Problem to solve
Check each line of the listing below for the string "icon", and copy the ones that have it.
□ □ □ □
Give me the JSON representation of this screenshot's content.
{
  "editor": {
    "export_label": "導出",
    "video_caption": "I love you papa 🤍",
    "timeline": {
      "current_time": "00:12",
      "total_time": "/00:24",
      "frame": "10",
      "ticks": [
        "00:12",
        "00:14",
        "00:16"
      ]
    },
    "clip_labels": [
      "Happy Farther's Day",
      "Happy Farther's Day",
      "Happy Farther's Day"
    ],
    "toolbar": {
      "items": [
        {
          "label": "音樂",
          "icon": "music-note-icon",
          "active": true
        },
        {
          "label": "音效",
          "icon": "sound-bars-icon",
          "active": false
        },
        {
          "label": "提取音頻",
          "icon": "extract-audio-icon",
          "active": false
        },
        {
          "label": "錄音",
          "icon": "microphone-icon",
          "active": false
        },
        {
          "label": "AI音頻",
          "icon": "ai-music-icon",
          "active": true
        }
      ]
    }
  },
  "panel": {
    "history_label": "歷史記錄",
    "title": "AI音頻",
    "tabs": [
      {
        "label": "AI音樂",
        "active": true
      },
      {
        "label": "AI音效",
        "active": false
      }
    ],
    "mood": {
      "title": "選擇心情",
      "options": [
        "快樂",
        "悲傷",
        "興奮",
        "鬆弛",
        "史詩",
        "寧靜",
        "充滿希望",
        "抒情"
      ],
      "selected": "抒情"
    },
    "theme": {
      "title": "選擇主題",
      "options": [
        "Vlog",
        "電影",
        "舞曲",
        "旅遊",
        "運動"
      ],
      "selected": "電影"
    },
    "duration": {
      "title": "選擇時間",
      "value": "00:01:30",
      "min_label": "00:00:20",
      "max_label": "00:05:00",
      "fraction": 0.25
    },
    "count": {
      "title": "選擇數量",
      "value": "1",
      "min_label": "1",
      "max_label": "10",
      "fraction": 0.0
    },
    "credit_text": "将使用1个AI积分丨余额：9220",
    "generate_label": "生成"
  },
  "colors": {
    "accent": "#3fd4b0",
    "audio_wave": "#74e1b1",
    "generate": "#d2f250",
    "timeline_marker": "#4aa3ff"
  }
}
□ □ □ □
Answer box
          "icon": "music-note-icon",
          "icon": "sound-bars-icon",
          "icon": "extract-audio-icon",
          "icon": "microphone-icon",
          "icon": "ai-music-icon",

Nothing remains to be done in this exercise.